Theo Eshetu, Adieu Les Demoiselles, 2019, HD video, color, sound, 8 minutes 45 seconds.

Theo Eshetu, Adieu Les Demoiselles, 2019, HD video, color, sound, 8 minutes 45 seconds.


“The Sorcerer's Burden: Contemporary Art and the Anthropological Turn”

The Contemporary Austin | Jones Center
700 Congress Avenue
September 14, 2019–January 19, 2020

For this timely exhibition’s catalogue, British and Ethiopian artist Theo Eshetu contributed a 1978 snapshot of his brother, whose face is obscured by what looks like an African mask. The image presages Eshetu’s interest in using a lens to explore the intricacies of identity. It also points to a question central to this show, which features work by eleven artists sensitively curated by Heather Pesanti: How have artists, like anthropologists, not only problematized the concept of the “other” (especially as it overlaps with the colonial project) but also shaped it?

Eshetu provides an exacting response to this question with his dislocating video Adieu Les Demoiselles, 2019, for which he projected an oversize image of Picasso’s famous painting and recorded women of various ethnicities using their bodies as projection surfaces or silhouettes. Picasso’s painted women, whose faces and bodies were informed by the modernist’s interest in African masks and Iberian sculpture, fall onto Eshetu’s models, visualizing layers of cultural history and influence. Other artists, such as Nathan Mabry, look at how value is assigned to different traditions. Mabry's terra-cotta sculptures of pre-Columbian vessels and his bronze versions of African masks rest on austere boxes reminiscent of those Donald Judd created after studying pre-Columbian structures.

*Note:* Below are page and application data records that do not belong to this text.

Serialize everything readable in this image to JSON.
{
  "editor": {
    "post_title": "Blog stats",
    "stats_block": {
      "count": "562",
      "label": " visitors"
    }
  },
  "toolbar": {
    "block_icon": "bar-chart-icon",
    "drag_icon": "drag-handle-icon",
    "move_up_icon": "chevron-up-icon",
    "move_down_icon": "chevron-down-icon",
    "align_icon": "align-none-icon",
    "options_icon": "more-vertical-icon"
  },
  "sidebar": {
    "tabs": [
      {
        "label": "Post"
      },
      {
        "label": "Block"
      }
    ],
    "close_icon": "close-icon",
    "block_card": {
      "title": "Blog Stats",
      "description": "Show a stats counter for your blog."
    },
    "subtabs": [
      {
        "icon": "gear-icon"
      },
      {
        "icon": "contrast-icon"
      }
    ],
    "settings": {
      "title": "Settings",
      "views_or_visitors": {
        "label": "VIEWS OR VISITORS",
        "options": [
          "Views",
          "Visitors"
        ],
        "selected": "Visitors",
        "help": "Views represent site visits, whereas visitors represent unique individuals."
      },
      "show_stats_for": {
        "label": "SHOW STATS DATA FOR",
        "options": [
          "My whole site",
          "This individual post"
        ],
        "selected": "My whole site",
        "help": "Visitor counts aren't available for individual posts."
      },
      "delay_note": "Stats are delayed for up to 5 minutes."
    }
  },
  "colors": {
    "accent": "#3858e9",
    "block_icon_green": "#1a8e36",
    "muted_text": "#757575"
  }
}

Dario Robleto offers an ethereal portal between present and past, the self and other, with his renderings in soot of early visualizations of human heartbeats, notated with the year of data collection and the subject’s emotional state (for example, “Anger, 1874,” or “Religious guilt, 1878”). Marie Lorenz’s installation is a particularly poetic reflection: Her sea-fishing traps and mass of ancient-looking ceramic amphora are marooned on the shores of a residential lake bordering the museum. The incongruous sight of inland traps and uncovered artifacts makes different worlds, times, and ways of being collide.